I Sent a Pro Organizer Photos of My “Chaotic Closet” — Here’s How She Fixed It
Recently, I admitted to having numerous “doom boxes” — bins around my home filled with items that I “didn’t organize, only moved” — that help keep things together so that I can get to organizing it later. But, there’s an even bigger clutter-related secret that I haven’t shared until now: I have a “chaos closet.”
In my four-bedroom home, this closet (the biggest one in the entire place) is located in the main bedroom on the first floor that I’ve converted into an office, guest room, art room, and classroom. Because of this, the closet has become home to a mayhem of miscellaneous things — from art supplies, extra school supplies, gift wrap items, suitcases, and photo albums to dresses I rarely wear, costumes, old diaries, love letters I never want to read again but will never throw away, board games my kids don’t play, and table linens.
I knew that this space needed to be tamed so that it could be more functional, so I reached out to Jean Prominski, certified professional organizer and founder of Seattle Sparkle, who was kind enough to take a look and give me her professional opinion.
First, Jean asked me what I liked about the space.

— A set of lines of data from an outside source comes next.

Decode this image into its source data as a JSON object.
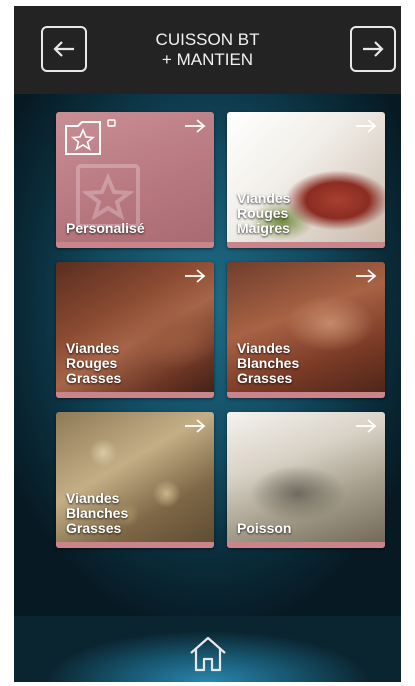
{
  "header": {
    "title_line1": "CUISSON BT",
    "title_line2": "+ MANTIEN"
  },
  "tiles": [
    {
      "label": "Personalisé"
    },
    {
      "label": "Viandes Rouges Maigres"
    },
    {
      "label": "Viandes Rouges Grasses"
    },
    {
      "label": "Viandes Blanches Grasses"
    },
    {
      "label": "Viandes Blanches Grasses"
    },
    {
      "label": "Poisson"
    }
  ],
  "icons": {
    "back": "arrow-left-icon",
    "forward": "arrow-right-icon",
    "tile_arrow": "arrow-right-icon",
    "custom": "folder-star-icon",
    "home": "home-icon"
  },
  "colors": {
    "header_bg": "#232323",
    "accent_pink": "#c9848c",
    "content_blue": "#1d6b86"
  }
}
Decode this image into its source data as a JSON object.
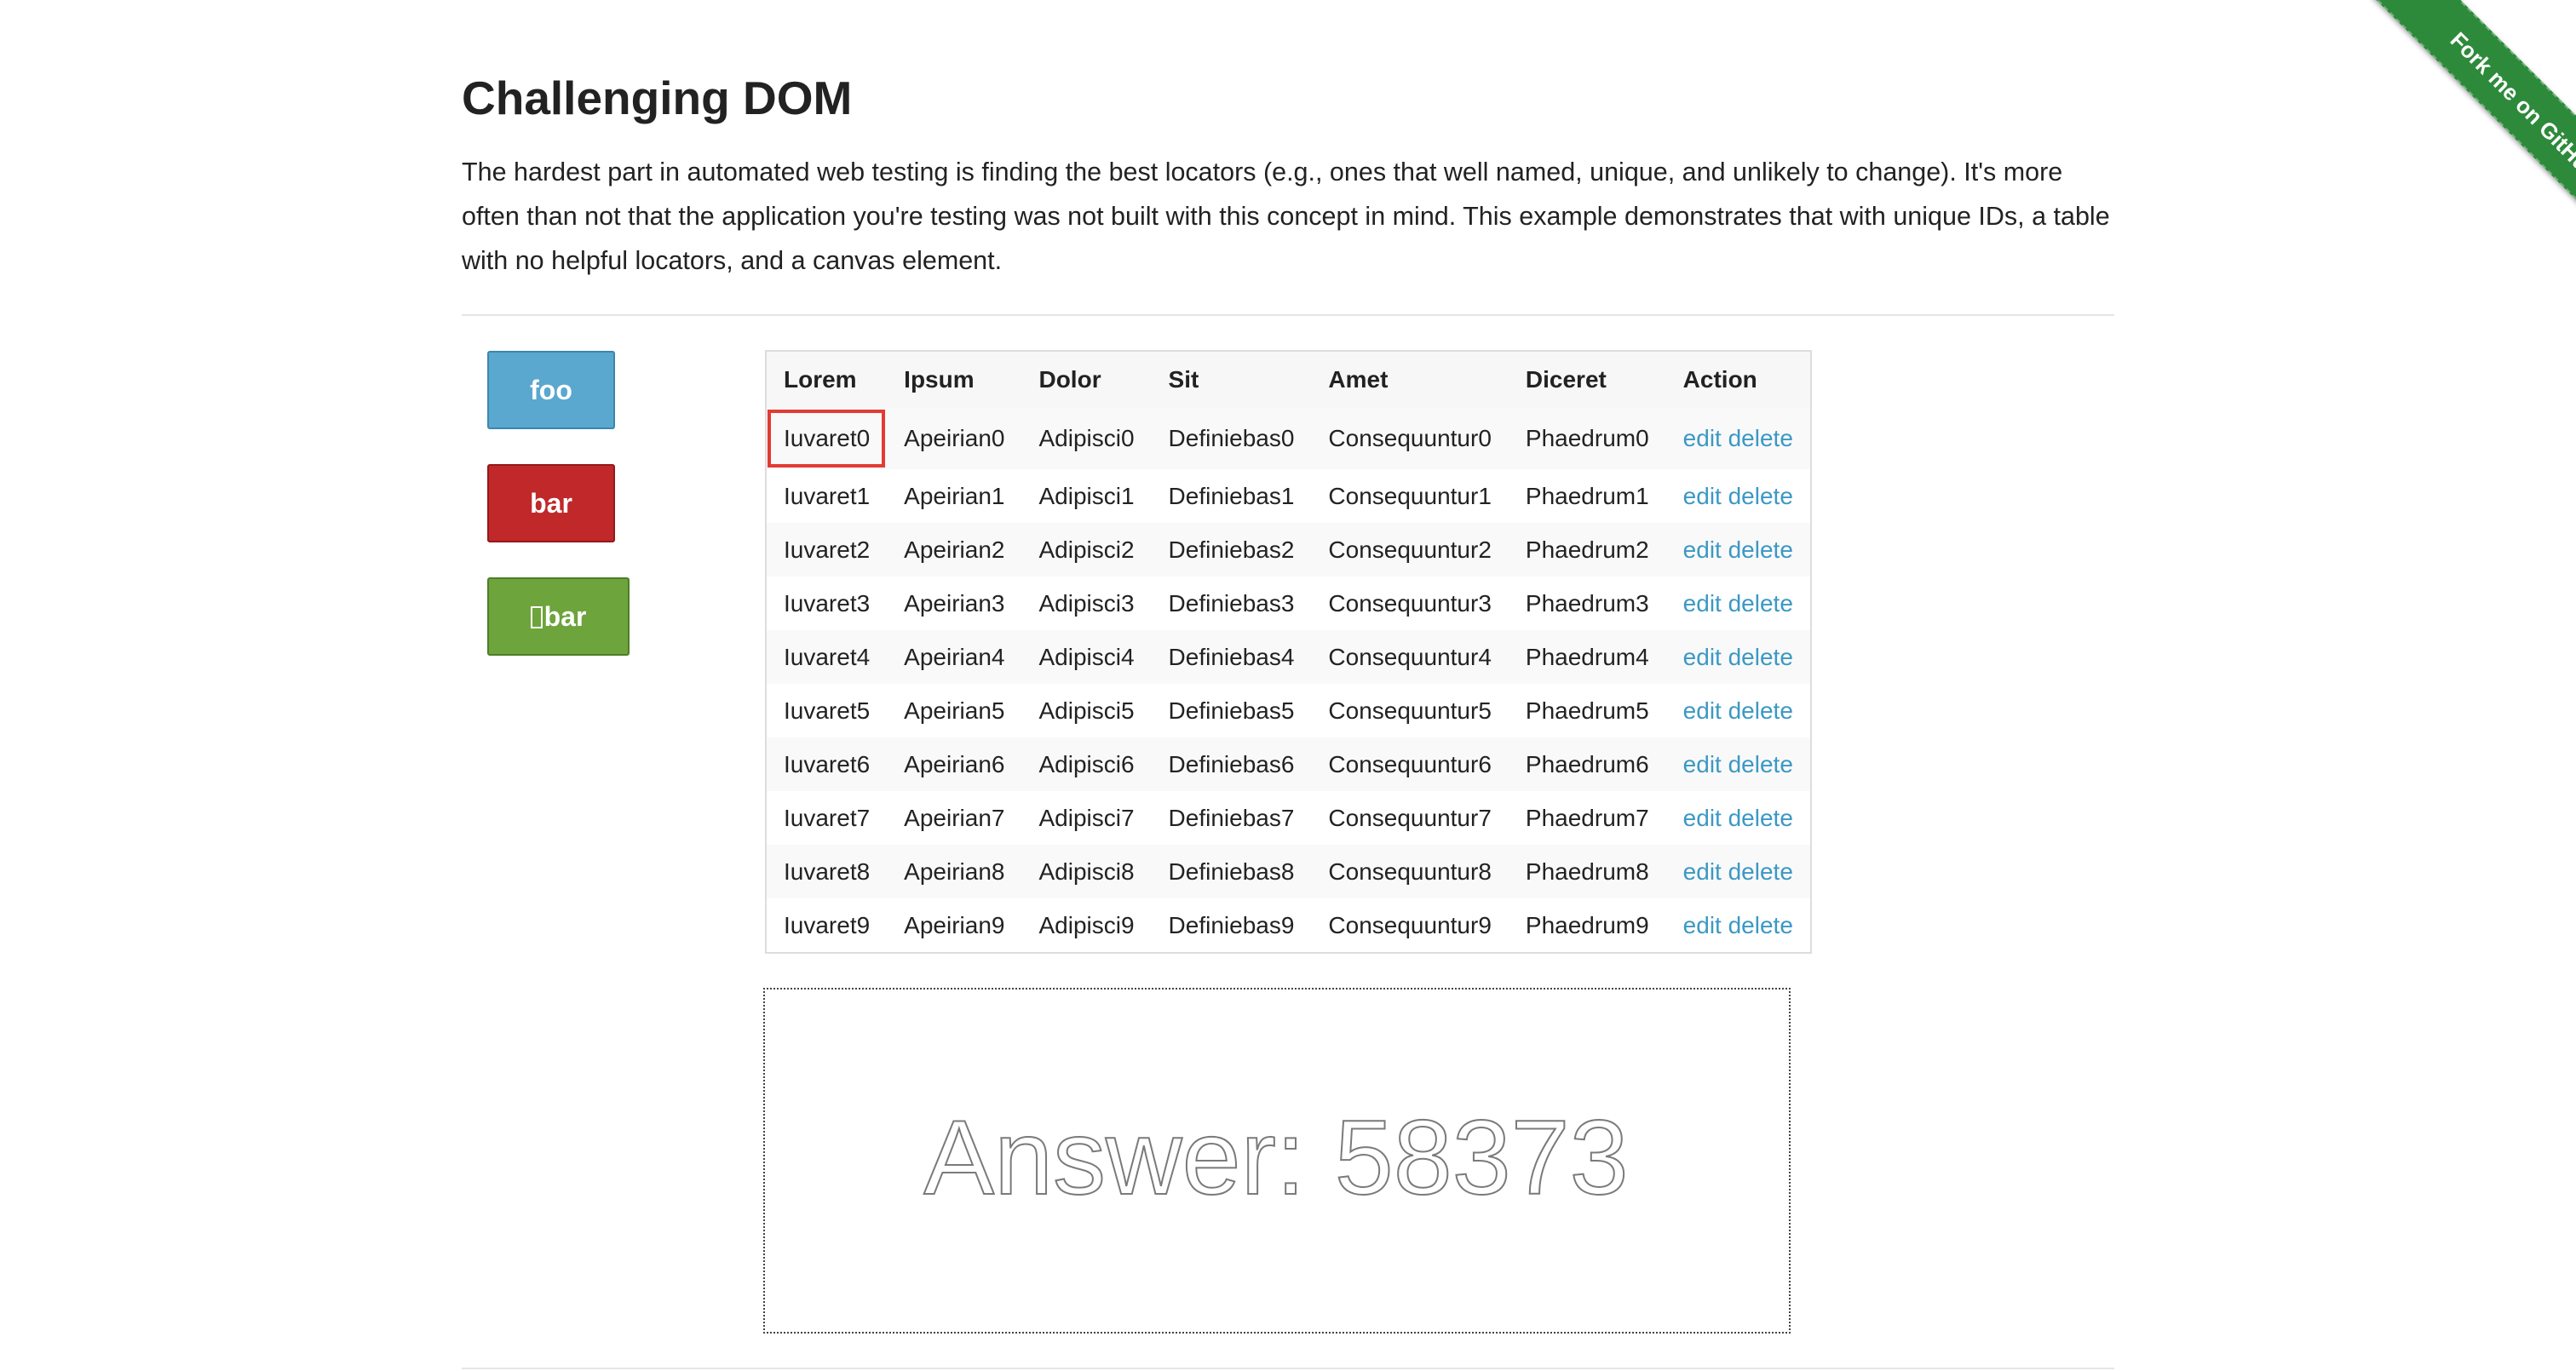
{
  "page": {
    "title": "Challenging DOM",
    "intro": "The hardest part in automated web testing is finding the best locators (e.g., ones that well named, unique, and unlikely to change). It's more often than not that the application you're testing was not built with this concept in mind. This example demonstrates that with unique IDs, a table with no helpful locators, and a canvas element."
  },
  "buttons": {
    "foo_label": "foo",
    "bar_label": "bar",
    "qux_label": "\u0000bar"
  },
  "colors": {
    "foo": "#5aa7cf",
    "bar": "#c0282a",
    "qux": "#6da43c",
    "link": "#3b98c4",
    "ribbon": "#2d8a3a",
    "highlight": "#e23b33"
  },
  "table": {
    "headers": [
      "Lorem",
      "Ipsum",
      "Dolor",
      "Sit",
      "Amet",
      "Diceret",
      "Action"
    ],
    "rows": [
      [
        "Iuvaret0",
        "Apeirian0",
        "Adipisci0",
        "Definiebas0",
        "Consequuntur0",
        "Phaedrum0"
      ],
      [
        "Iuvaret1",
        "Apeirian1",
        "Adipisci1",
        "Definiebas1",
        "Consequuntur1",
        "Phaedrum1"
      ],
      [
        "Iuvaret2",
        "Apeirian2",
        "Adipisci2",
        "Definiebas2",
        "Consequuntur2",
        "Phaedrum2"
      ],
      [
        "Iuvaret3",
        "Apeirian3",
        "Adipisci3",
        "Definiebas3",
        "Consequuntur3",
        "Phaedrum3"
      ],
      [
        "Iuvaret4",
        "Apeirian4",
        "Adipisci4",
        "Definiebas4",
        "Consequuntur4",
        "Phaedrum4"
      ],
      [
        "Iuvaret5",
        "Apeirian5",
        "Adipisci5",
        "Definiebas5",
        "Consequuntur5",
        "Phaedrum5"
      ],
      [
        "Iuvaret6",
        "Apeirian6",
        "Adipisci6",
        "Definiebas6",
        "Consequuntur6",
        "Phaedrum6"
      ],
      [
        "Iuvaret7",
        "Apeirian7",
        "Adipisci7",
        "Definiebas7",
        "Consequuntur7",
        "Phaedrum7"
      ],
      [
        "Iuvaret8",
        "Apeirian8",
        "Adipisci8",
        "Definiebas8",
        "Consequuntur8",
        "Phaedrum8"
      ],
      [
        "Iuvaret9",
        "Apeirian9",
        "Adipisci9",
        "Definiebas9",
        "Consequuntur9",
        "Phaedrum9"
      ]
    ],
    "edit_label": "edit",
    "delete_label": "delete"
  },
  "canvas": {
    "answer_text": "Answer: 58373"
  },
  "ribbon": {
    "label": "Fork me on GitHub"
  }
}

I told her I liked that my kids could come in and access art supplies and that I could store paint and hot glue out of their reach. I also like having an indoor space for suitcases and holiday stuff as opposed to storing it in the garage where it could potentially get dirty or be infested by spiders. Additionally, since I sleep in a smaller bedroom upstairs, it’s nice to have my special occasion dresses down here to not crowd the closet I currently use. She also wanted to know what I disliked, which is, of course, the disarray.
Then, she had me go through and get rid of stuff I could store elsewhere or give away. Next, it was time to cohesively group items. This meant I had to take everything out of my chaos closet and move some of the shelves around. I then found organizational tools to better store and organize my things.
I got clear shoe boxes from The Container Store to store art supplies in so my kids could see what was what. I already had these small craft supply organizer boxes for bits and bobs and larger ones like these for big scrapbook-size paper and other supplies. I moved my love letters and old wedding albums (I’m divorced) up high, which left more room at “kid level” for coloring books and collage materials. All but one suitcase and one duffel went to live in the garage since I rarely use them. Linens moved down a level to be easier to reach.
For the board games, Jean told me to stack them vertically so I could take them out off the shelves like books. Alternately she suggested “to save space, I have also seen people store board games in plastic zippered pouches, like these or these. You can cut out the name of the game and tape it to the outside of the bag.”
It didn’t actually take as long as I thought it would once I started putting things back into the closet and, when I was done, I no longer had a jumble full of things about to crash on top of me. Instead, I had an orderly space, with clear sections and a floor I could walk on without crushing something. Sure, it’s still a mishmash of miscellaneous items, but controlled chaos is better than complete chaos.